(Excerpts from an interface dataset)
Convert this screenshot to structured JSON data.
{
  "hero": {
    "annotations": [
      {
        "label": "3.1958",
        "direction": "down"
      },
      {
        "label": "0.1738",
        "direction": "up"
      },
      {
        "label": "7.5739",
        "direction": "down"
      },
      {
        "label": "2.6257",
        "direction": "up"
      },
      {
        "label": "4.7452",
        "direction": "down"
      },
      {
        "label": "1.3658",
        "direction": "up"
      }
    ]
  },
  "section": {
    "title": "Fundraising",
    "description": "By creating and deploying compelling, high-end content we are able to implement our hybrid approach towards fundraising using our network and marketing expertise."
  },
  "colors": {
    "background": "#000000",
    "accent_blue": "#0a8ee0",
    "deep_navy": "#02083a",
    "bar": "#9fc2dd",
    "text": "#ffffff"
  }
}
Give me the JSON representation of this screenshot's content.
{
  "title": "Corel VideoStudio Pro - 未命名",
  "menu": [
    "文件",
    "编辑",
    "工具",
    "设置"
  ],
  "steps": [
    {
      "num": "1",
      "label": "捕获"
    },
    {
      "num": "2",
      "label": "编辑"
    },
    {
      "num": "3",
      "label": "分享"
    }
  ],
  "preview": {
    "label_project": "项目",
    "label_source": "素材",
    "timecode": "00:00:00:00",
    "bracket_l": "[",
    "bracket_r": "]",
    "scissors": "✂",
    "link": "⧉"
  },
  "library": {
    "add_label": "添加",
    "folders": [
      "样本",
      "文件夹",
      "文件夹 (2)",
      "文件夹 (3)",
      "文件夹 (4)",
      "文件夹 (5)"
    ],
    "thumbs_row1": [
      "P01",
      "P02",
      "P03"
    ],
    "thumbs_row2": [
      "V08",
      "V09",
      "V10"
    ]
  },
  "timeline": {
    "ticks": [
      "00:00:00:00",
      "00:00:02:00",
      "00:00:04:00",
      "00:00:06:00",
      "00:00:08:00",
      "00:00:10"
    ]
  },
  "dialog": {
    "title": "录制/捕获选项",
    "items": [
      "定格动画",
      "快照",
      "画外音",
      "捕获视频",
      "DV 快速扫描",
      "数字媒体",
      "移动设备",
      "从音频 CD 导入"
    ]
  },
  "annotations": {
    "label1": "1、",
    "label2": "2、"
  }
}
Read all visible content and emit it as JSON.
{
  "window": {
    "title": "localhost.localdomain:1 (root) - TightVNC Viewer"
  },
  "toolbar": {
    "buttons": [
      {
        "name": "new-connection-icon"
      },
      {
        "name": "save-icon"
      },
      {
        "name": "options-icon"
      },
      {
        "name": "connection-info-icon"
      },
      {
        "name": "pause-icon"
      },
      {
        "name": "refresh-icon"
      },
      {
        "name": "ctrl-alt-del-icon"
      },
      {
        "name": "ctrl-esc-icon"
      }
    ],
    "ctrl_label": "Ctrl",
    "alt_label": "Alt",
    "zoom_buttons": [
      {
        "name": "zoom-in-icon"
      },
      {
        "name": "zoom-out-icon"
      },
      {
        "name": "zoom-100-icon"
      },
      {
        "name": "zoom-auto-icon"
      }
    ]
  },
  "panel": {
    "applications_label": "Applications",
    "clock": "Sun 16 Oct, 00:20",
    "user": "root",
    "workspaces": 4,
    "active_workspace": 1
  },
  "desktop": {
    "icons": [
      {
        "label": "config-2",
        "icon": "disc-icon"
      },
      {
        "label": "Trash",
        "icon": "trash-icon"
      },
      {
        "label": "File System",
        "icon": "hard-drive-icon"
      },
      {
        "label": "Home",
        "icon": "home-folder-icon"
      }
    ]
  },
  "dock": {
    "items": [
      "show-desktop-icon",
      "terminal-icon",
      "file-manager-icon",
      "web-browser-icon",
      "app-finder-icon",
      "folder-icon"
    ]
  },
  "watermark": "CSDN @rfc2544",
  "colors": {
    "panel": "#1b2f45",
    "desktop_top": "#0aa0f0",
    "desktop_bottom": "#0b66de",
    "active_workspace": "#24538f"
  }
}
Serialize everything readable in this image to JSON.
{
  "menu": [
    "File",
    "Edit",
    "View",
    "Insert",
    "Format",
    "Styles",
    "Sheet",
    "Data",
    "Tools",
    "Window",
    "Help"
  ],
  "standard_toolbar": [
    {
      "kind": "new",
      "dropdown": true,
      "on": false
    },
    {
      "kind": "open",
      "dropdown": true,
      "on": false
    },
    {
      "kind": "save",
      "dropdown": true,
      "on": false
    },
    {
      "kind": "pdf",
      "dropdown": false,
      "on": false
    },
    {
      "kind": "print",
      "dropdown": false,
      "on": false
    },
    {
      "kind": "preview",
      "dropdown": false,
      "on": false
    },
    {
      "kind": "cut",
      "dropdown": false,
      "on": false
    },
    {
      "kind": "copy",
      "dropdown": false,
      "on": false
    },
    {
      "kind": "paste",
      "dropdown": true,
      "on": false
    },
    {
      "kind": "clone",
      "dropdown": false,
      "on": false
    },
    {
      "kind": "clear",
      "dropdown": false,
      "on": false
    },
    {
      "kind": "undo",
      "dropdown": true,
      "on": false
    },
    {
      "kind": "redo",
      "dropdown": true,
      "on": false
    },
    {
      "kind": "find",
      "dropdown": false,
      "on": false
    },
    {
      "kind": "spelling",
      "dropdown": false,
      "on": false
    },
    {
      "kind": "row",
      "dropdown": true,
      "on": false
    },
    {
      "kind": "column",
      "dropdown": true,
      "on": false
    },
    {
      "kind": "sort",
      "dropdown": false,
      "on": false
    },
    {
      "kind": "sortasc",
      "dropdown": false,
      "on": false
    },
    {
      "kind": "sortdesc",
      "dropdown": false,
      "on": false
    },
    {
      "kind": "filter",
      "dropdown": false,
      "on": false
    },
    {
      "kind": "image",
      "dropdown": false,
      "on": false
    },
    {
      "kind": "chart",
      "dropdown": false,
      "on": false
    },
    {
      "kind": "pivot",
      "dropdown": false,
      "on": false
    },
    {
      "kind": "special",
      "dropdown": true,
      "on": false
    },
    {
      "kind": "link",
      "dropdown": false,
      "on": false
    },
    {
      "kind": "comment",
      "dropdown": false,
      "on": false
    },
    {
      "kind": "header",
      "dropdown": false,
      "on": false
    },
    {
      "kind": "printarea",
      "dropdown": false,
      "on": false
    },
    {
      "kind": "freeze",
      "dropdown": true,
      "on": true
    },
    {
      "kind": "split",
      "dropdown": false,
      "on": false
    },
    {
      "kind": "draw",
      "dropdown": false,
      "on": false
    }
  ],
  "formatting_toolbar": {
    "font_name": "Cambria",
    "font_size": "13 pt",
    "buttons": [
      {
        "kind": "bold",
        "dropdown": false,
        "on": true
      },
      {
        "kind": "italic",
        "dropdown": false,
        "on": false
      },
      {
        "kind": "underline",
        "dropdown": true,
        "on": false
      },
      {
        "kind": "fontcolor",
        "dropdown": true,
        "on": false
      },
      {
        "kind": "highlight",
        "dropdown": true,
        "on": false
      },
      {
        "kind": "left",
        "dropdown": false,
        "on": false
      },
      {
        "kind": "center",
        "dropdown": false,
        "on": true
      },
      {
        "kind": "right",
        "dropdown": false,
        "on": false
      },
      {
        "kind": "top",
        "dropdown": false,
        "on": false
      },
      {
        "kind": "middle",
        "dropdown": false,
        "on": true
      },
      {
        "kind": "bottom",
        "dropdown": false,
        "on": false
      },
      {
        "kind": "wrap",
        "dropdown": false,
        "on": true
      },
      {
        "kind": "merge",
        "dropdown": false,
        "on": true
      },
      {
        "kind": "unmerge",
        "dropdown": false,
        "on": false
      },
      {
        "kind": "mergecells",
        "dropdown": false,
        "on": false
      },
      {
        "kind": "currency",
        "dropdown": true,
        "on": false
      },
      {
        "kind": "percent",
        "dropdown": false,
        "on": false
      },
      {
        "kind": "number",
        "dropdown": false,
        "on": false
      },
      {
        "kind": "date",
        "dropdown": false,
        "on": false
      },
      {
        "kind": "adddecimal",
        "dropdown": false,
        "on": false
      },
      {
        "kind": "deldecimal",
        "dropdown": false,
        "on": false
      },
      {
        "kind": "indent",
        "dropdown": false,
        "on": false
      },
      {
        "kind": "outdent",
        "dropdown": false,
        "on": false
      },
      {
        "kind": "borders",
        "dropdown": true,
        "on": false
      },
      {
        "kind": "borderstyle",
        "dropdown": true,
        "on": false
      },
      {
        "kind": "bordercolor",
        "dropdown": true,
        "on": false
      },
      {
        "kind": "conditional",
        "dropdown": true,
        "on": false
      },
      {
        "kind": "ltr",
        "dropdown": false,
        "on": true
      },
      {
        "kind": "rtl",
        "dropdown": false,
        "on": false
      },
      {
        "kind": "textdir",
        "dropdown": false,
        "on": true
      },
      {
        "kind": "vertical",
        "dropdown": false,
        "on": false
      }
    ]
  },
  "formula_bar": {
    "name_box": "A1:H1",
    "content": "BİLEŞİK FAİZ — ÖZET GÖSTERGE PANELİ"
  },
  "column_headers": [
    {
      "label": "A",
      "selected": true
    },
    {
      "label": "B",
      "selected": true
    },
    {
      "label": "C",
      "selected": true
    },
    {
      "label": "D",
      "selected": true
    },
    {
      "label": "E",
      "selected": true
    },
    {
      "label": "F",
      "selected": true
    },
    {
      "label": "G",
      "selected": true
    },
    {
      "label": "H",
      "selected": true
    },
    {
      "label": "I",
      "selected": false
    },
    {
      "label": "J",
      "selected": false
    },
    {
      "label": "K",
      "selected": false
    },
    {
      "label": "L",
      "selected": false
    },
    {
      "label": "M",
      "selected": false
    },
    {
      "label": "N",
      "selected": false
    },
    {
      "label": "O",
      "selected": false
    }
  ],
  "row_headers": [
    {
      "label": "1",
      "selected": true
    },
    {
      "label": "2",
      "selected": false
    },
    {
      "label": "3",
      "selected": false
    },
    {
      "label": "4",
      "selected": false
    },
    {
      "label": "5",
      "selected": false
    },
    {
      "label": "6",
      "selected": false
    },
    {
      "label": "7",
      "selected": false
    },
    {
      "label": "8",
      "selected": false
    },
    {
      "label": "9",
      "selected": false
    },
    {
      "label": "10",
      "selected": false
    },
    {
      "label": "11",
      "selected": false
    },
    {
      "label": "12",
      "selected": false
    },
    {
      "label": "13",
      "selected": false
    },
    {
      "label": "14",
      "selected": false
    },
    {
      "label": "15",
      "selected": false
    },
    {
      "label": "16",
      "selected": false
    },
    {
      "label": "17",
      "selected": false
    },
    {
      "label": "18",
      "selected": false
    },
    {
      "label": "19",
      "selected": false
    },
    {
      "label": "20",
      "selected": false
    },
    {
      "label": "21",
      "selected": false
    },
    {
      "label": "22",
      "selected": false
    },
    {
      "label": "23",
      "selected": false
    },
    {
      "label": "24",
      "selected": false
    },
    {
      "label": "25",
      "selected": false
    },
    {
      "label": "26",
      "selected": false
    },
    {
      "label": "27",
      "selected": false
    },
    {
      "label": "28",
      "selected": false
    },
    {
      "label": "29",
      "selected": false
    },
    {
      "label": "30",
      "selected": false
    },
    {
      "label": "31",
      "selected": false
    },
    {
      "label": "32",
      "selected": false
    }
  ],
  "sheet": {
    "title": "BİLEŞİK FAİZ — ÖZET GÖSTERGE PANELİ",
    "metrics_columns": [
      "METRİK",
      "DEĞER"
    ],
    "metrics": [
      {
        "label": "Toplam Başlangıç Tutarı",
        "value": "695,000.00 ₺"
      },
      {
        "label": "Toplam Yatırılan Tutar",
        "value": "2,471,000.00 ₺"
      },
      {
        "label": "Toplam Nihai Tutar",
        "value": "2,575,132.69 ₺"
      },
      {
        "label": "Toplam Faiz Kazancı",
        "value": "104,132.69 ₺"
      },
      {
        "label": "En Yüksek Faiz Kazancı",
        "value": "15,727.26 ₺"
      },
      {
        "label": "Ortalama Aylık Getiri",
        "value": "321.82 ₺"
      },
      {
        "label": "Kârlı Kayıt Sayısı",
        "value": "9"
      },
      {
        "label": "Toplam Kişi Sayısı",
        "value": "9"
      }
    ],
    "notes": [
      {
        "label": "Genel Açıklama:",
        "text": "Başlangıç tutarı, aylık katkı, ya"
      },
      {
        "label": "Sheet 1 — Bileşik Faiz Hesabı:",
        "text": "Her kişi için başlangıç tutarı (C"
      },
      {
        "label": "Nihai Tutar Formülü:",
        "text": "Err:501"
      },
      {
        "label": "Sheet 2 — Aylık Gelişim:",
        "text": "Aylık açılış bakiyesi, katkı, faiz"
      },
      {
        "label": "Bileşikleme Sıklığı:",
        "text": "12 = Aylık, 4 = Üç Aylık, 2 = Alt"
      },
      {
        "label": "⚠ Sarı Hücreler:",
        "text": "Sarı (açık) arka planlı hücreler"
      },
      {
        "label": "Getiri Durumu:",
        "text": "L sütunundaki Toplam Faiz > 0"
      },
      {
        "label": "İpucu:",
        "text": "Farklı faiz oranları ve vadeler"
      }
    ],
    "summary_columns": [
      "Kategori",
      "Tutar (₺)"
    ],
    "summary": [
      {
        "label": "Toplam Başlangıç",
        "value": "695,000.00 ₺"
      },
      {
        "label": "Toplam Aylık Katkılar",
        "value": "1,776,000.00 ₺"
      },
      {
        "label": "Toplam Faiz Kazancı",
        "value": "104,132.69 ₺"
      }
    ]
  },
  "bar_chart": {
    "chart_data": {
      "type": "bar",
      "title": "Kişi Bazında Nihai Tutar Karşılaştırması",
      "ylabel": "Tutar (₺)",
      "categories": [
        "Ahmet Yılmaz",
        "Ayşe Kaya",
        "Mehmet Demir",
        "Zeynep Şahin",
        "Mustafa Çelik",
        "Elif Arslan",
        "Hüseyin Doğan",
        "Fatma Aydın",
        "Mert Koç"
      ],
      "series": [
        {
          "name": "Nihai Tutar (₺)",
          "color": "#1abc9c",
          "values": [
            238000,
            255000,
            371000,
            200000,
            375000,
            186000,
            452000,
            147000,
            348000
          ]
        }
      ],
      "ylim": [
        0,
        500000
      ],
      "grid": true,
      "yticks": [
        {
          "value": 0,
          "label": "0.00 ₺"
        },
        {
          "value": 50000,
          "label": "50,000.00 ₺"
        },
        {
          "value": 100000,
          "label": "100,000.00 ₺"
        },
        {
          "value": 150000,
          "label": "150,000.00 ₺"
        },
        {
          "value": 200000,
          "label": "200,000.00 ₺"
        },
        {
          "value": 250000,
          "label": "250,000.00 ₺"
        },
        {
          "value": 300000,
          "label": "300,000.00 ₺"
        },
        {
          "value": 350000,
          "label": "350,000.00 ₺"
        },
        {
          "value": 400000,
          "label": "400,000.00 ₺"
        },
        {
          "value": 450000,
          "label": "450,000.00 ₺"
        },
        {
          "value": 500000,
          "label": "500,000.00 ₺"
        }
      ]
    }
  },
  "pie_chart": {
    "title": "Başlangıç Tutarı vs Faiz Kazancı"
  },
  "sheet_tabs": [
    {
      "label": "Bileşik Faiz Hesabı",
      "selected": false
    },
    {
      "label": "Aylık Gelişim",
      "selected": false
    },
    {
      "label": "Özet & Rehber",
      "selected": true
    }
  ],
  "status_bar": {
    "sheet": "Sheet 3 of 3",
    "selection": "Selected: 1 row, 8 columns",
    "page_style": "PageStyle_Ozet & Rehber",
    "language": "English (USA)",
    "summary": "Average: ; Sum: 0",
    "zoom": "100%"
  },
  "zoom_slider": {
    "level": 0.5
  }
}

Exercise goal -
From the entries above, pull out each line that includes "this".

Response box -
Convert this screenshot to structured JSON data.
Give me the JSON representation of this screenshot's content.
Serialize everything readable in this image to JSON.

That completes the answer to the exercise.